Prometheus Operator

The Prometheus Operator is a useful way to deploy and manage Prometheus, and as a standard, we make use of this to configure the monitoring scrape rules. (The Google Cloud equivalent is also supported if running there.)

A ServiceMonitor or PodMonitor resources are used to configure Prometheus. For example, in the below, we configure Prometheus to scrape the HTTP ports on the pod with the correct label.

kind: PodMonitor
  name: k6-podmonitor
    release: prometheus
    matchLabels: k6
  - port: http
    - {{.Release.Namespace}}

Helm Deployment

There are two helm charts in the repo, Prerequisites and Continuous Load:

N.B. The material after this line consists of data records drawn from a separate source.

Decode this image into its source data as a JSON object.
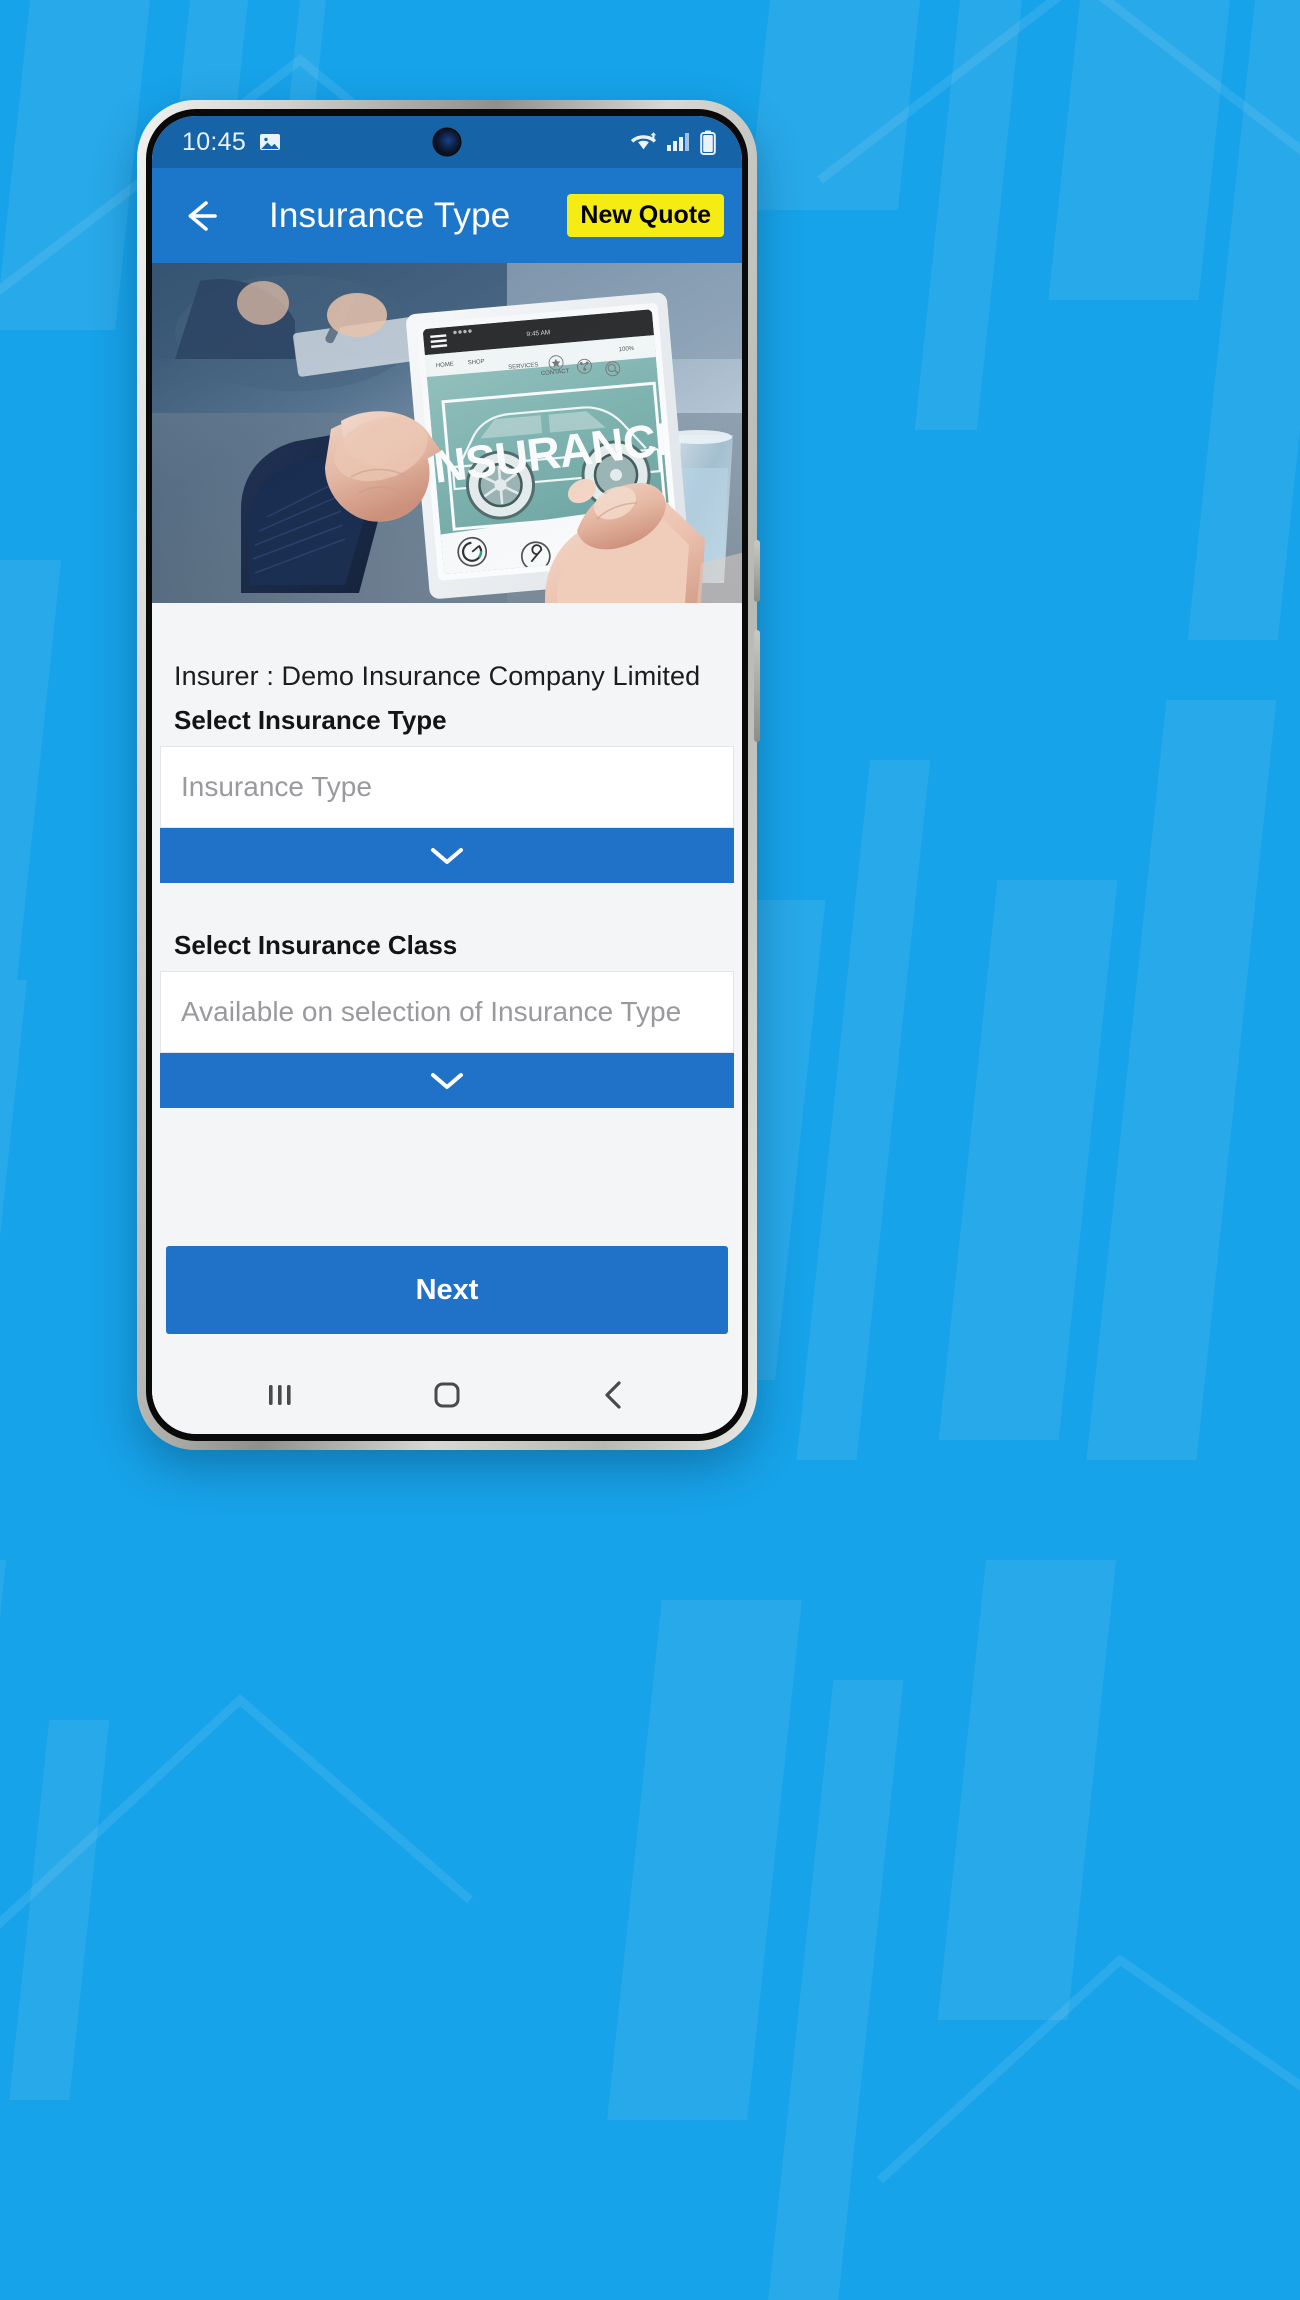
{
  "background": {
    "color": "#17a3e9"
  },
  "device": {
    "frame_color": "#cfcfcb",
    "status_bar": {
      "time": "10:45",
      "left_icons": [
        "image-icon"
      ],
      "right_icons": [
        "wifi-icon",
        "signal-icon",
        "battery-icon"
      ],
      "bg_color": "#1763a8"
    },
    "nav_bar": {
      "recents_label": "recents-icon",
      "home_label": "home-icon",
      "back_label": "back-icon"
    }
  },
  "appbar": {
    "back_icon": "arrow-left-icon",
    "title": "Insurance Type",
    "action_label": "New Quote",
    "bg_color": "#1c77ca",
    "action_color": "#f4ec12"
  },
  "hero": {
    "alt": "Hands holding a tablet displaying a car insurance web page",
    "overlay_word": "INSURANCE"
  },
  "form": {
    "insurer_line": "Insurer : Demo Insurance Company Limited",
    "fields": [
      {
        "label": "Select Insurance Type",
        "placeholder": "Insurance Type",
        "value": "",
        "dropdown_icon": "chevron-down-icon"
      },
      {
        "label": "Select Insurance Class",
        "placeholder": "Available on selection of Insurance Type",
        "value": "",
        "dropdown_icon": "chevron-down-icon"
      }
    ],
    "submit_label": "Next",
    "accent_color": "#2071c8"
  }
}
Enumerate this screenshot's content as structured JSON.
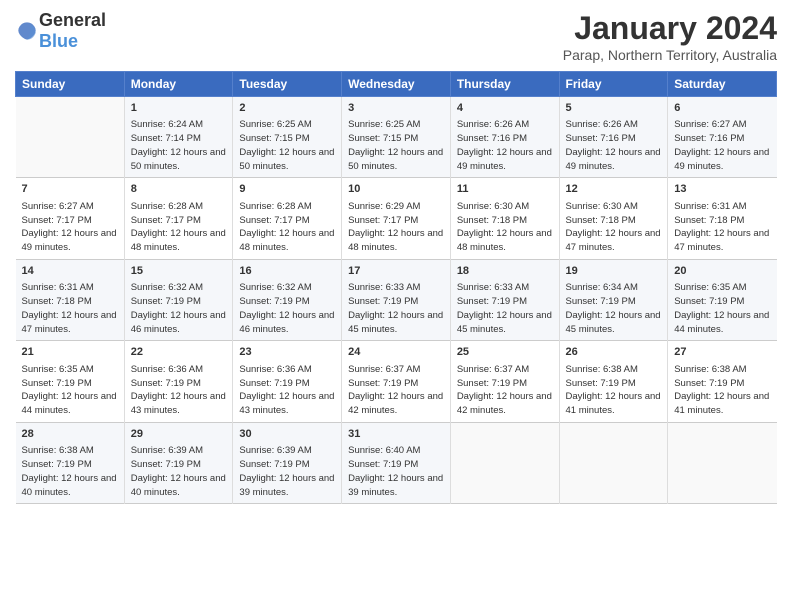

  1. Prerequisites: for testing purposes, everything needed to display the dashboard for Continuous Load

    This includes the Prometheus and Grafana Operators. For deployments, however, consider integrating with a production-ready Prometheus and Grafana installation

  2. Continuous Load: The run time components of Continuous Load

    This includes the pieces discussed in this article, e.g. the k6 cronjob, the podinfo application, and the PodMonitors.

First, add the helm repo:

helm repo add continuous-load
helm repo update

Then deploy the chart:

helm upgrade -install --wait continuous-load \
  --namespace ${namespace}  \


Grafana Operator

The Grafana Operator , like the Prometheus operator we have just described, helps to control the deployment and management of both Grafana and its dashboards.

A GrafanaDashboard resource is used to create the continuous load dashboard. If you are not using the Grafana Operator the critical part is the json dashboard which can be imported into Granfana in your usual way.

kind: GrafanaDashboard
  name: continuous-load
  resyncPeriod: 5m
      dashboards: {{ .Values.grafanaInstanceLabel }}
  json: >-

Run the following to deploy the dashboard

kubectl -n ${namespace} apply -f continuous-load-dashboard.yaml

After deployment you can view the dashboard by accessing Grafana in your usual way, or if just testing it out use Kubernetes port-forwarding.